What is needed>
When a line in the entries below contains "Frenchburg", tally it; give the tally with nothing added.

Data records>
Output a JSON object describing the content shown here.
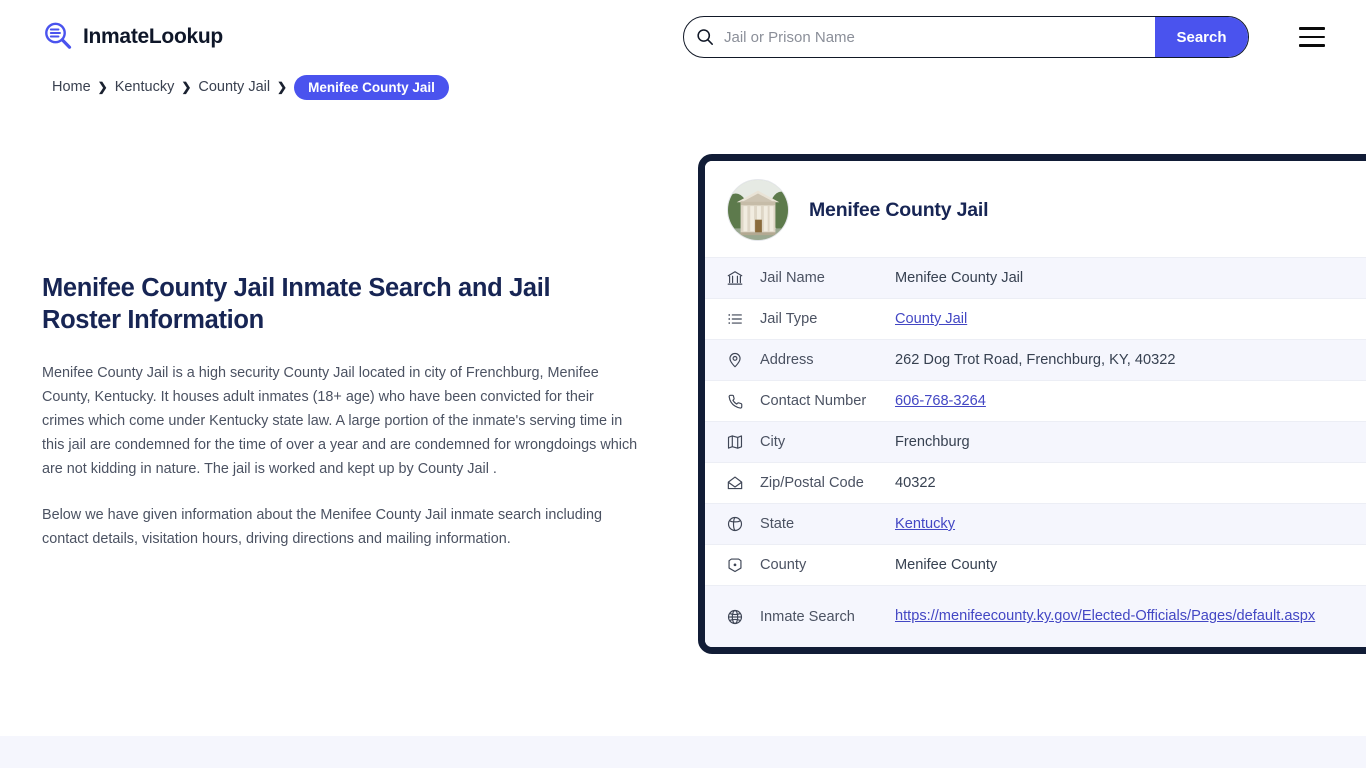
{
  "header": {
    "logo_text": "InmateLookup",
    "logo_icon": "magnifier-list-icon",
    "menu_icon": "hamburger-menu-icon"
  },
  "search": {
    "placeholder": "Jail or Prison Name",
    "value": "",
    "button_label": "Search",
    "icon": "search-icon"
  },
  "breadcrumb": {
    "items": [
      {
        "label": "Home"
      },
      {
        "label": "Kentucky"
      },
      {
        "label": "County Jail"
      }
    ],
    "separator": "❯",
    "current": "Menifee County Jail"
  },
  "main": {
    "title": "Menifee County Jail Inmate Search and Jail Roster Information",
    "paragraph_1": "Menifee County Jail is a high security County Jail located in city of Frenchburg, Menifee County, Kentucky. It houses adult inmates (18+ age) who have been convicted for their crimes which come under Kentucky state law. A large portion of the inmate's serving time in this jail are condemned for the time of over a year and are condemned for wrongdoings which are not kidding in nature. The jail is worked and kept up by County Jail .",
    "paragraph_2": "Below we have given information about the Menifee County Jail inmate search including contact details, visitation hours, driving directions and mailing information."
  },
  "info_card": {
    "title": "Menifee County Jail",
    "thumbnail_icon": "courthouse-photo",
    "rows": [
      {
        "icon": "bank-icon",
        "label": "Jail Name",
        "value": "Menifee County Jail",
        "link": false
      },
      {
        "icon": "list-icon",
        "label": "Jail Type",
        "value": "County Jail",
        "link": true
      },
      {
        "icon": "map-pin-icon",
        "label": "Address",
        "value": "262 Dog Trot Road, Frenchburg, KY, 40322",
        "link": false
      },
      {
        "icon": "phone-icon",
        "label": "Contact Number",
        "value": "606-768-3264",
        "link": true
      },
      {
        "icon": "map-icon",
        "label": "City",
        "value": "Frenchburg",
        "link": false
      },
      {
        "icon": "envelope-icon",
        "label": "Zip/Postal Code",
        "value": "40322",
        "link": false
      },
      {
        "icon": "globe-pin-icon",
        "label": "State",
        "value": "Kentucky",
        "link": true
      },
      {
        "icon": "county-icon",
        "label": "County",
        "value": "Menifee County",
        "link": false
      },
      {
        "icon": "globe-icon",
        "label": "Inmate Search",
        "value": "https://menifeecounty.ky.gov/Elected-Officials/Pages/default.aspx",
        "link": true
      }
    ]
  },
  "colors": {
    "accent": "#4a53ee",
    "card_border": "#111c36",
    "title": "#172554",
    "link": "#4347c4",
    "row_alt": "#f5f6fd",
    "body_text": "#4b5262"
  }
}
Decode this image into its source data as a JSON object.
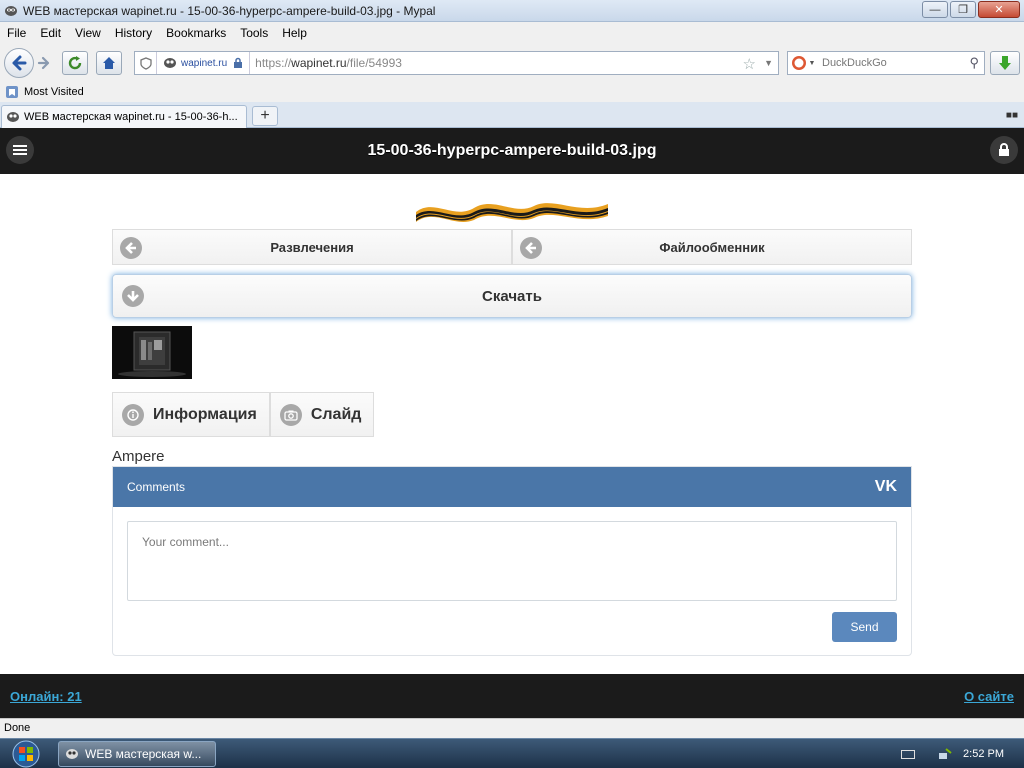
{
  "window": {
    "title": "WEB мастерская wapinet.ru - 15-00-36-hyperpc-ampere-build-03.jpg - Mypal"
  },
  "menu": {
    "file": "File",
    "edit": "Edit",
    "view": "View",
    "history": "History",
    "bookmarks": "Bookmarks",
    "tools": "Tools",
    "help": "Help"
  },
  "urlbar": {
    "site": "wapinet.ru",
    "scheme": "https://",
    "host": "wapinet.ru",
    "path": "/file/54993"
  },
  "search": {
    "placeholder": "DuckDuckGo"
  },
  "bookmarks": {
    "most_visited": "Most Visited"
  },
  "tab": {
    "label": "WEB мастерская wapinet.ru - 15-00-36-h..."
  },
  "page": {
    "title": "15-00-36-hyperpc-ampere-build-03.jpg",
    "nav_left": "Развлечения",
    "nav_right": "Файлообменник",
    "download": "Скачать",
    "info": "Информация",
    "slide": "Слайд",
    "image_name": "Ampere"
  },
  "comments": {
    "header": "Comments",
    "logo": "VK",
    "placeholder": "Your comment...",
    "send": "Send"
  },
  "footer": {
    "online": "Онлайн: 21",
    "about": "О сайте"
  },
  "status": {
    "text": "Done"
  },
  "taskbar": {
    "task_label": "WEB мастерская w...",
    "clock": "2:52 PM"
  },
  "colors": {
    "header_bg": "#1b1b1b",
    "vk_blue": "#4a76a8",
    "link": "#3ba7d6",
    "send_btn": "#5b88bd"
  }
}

Response box>
3